A bipartisan group of six senators asked USDA Secretary Tom Vilsack this week to review the floor price for raw milk.
"Our domestic food supply is being severely challenged by this year's prolonged drought," the Senators' letter said.
"Since June, the cost of corn and other components of feed have risen dramatically,' the letter continued, "Corn reserves have plummeted to a 15-year low. As we face this climate crisis, a consideration of the effects on milk prices would seem to be in order."
Almost 1,600 counties in 32 states have been declared drought disaster areas, decreasing grain yields across the U.S.

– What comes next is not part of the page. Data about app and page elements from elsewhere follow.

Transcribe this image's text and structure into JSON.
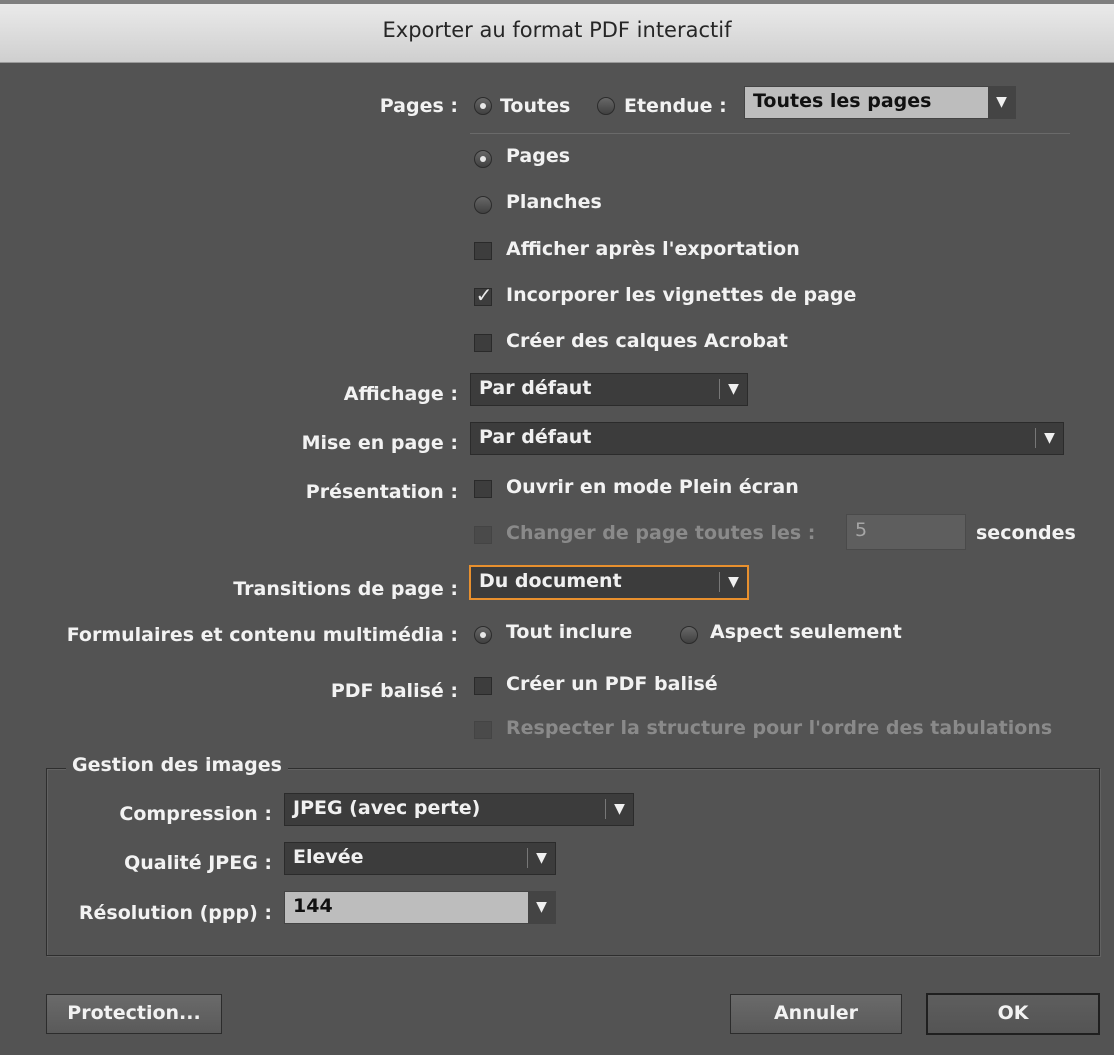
{
  "dialog": {
    "title": "Exporter au format PDF interactif"
  },
  "pages": {
    "label": "Pages :",
    "all_label": "Toutes",
    "range_label": "Etendue :",
    "range_value": "Toutes les pages",
    "pages_label": "Pages",
    "spreads_label": "Planches",
    "view_after": "Afficher après l'exportation",
    "embed_thumbs": "Incorporer les vignettes de page",
    "acrobat_layers": "Créer des calques Acrobat"
  },
  "display": {
    "label": "Affichage :",
    "value": "Par défaut"
  },
  "layout": {
    "label": "Mise en page :",
    "value": "Par défaut"
  },
  "presentation": {
    "label": "Présentation :",
    "fullscreen": "Ouvrir en mode Plein écran",
    "flip_every": "Changer de page toutes les :",
    "seconds_value": "5",
    "seconds_label": "secondes"
  },
  "transitions": {
    "label": "Transitions de page :",
    "value": "Du document"
  },
  "forms": {
    "label": "Formulaires et contenu multimédia :",
    "include_all": "Tout inclure",
    "appearance_only": "Aspect seulement"
  },
  "tagged": {
    "label": "PDF balisé :",
    "create": "Créer un PDF balisé",
    "tab_order": "Respecter la structure pour l'ordre des tabulations"
  },
  "images": {
    "legend": "Gestion des images",
    "compression_label": "Compression :",
    "compression_value": "JPEG (avec perte)",
    "quality_label": "Qualité JPEG :",
    "quality_value": "Elevée",
    "resolution_label": "Résolution (ppp) :",
    "resolution_value": "144"
  },
  "buttons": {
    "protection": "Protection...",
    "cancel": "Annuler",
    "ok": "OK"
  },
  "icons": {
    "check": "✓",
    "arrow": "▼"
  },
  "colors": {
    "background": "#535353",
    "focus": "#e8902e",
    "titlebar": "#dcdcdc"
  }
}
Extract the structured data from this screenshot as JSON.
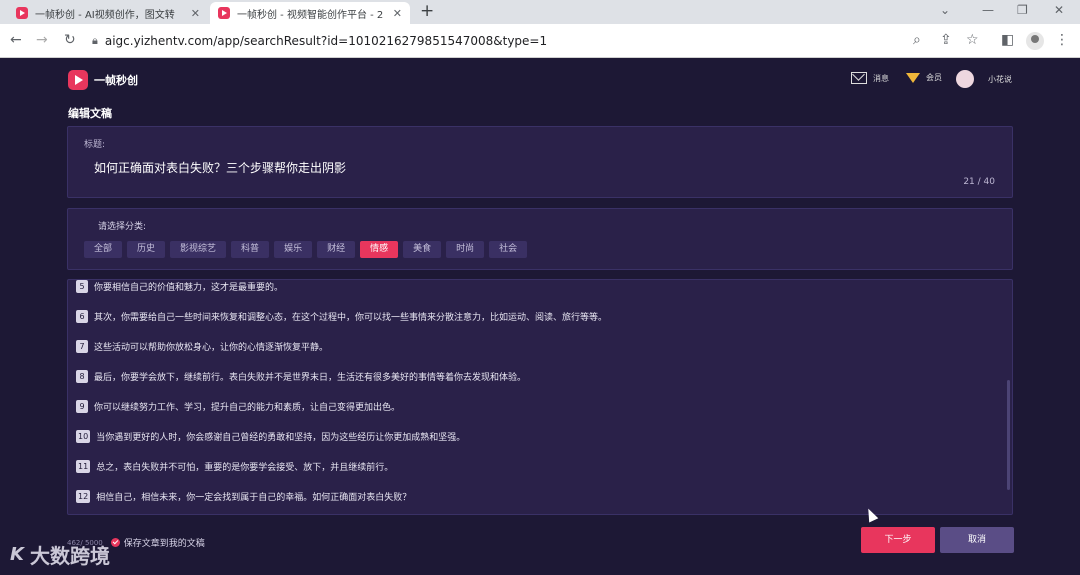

"At a time when farmers' costs are soaring because of the high price of grain, I am glad that we have bipartisan support for hard-pressed dairy farmers in this letter to Secretary Vilsack," Sen. Bernie Sanders, I-Vt., said. "The letter demands that he investigate whether farmers can continue to stay in business at the milk price floor now set by the federal government," he added.
Federal milk marketing orders are administered by the USDA Agriculture Marketing Service. The orders establish minimum pricing rules in 10 regions throughout the United States (except in California) for the sale of raw fluid-grade (Grade A) milk from the producer to the processor or manufacturer.
The program sets monthly minimum prices that the milk handlers must pay. The prices that producers actually receive may be higher, depending on market conditions.
The letter was submitted by Sens. Sanders, Olympia Snowe, R-Maine, Susan Collins, R-Maine, Charles Schumer, D-N.Y., Kirsten Gillibrand, D-N.Y. and Al Franken, D-Minn.
Read the full text of the letter here.